A couple of years ago, I decided to start exploring genres of music that I knew little or nothing about, starting with classical. And while I did my damnedest to understand and appreciate the centuries old works by composers like Mozart, Saint-Saens, and Rossini, it was the more modern material from the 20th century forward that most readily scratched my itch for understanding. But I did lean further into operas, old and new, because, simply, there was a storyline for me to latch on to --tales that were aided and emphasized by their accompanying music.
This was how I stumbled into the world of John Adams. Not through Nixon In China, but his 2005 opera, Doctor Atomic, a musical rendering of the first tests of the atomic bomb, centering on J. Robert Oppenheimer. It was a work that didn't attempt to mirror the mood and sounds of classic operas. The structure was intact — two or three acts, an overture, arias, choral pieces — but it pushed against that framework with every note. Moments like bass-baritone Gerard Finley's stirring solo that ends the first act of Atomic, vii which uses a sonnet from John Donne to speak of Oppenheimer's inner turmoil with the terrifying potential of what he had created, left me reeling.
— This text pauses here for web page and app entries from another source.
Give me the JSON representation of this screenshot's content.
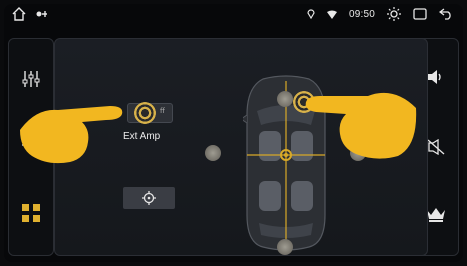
{
  "status": {
    "time": "09:50",
    "icons": [
      "home-icon",
      "usb-icon",
      "location-icon",
      "wifi-icon",
      "brightness-icon",
      "window-icon",
      "back-icon"
    ]
  },
  "left_nav": [
    {
      "icon": "equalizer-icon",
      "active": false
    },
    {
      "icon": "waveform-icon",
      "active": false
    },
    {
      "icon": "balance-fader-icon",
      "active": true
    }
  ],
  "right_nav": [
    {
      "icon": "volume-icon",
      "active": false
    },
    {
      "icon": "mute-speaker-icon",
      "active": false
    },
    {
      "icon": "crown-icon",
      "active": false
    }
  ],
  "main": {
    "ext_amp_label": "Ext Amp",
    "ext_amp_toggle_text": "ff",
    "center_button_icon": "target-icon"
  },
  "colors": {
    "accent": "#d8a928",
    "hand": "#f2b720",
    "panel": "#17191e"
  }
}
Nixon In China only deepened my appreciation. The film of the Houston Opera premier that Network Awesome is featuring this week, as well as the performance of the Metropolitan Opera revival that I caught earlier this year when it was broadcast to movie theaters, showcase how easily Adams and Goodman adapted themselves to the operatic form and what great fun they must have had playing around with it.
This is no comic opera, however. There are moments of lunatic glee, like the staging of The Red Detachment of Women within the opera that features a Henry Kissinger lookalike that pokes fun at the former National Security Advisor's penchant for female companionship.
What the rest of the opera does is find the epic qualities inherent in this rather dramatic move by the Nixon administration to open its proverbial doors to China. If not for the Watergate scandal, this could have been the defining moment of Nixon's presidency. These were two world superpowers looking each other in the eyes for the first time and sniffing around one another in an attempt to find either common ground or at least some sort of understanding of one another's actions and intentions.
Adams and Goodman emphasize the self-awareness of each party involved. The aria that closes the first act finds Nixon proudly proclaiming that he was making history, comparing it to the Apollo moon landing, while also allowing his paranoia to creep in ("The rats begin to chew the sheets..."). And in the aria sung by Mao Zedong's wife Chiang Ch'ing at the end of Act II, she shrilly glorifies her own part in the cultural upheaval of China.
Knowing the eventual downfall of the major figures involved—Nixon's impeachment, the deaths (only months apart) of Mao and his key advisor Chou En-Lai, and the 1980 trial of Chiang Ch'ing for her role in the deaths of thousands of Chinese citizens—only deepens the ironic sting of Nixon In China and adds to its ample power.
vi Ross, Alex. The Rest Is Noise. New York: Farrar Strauss Giroux, 2007.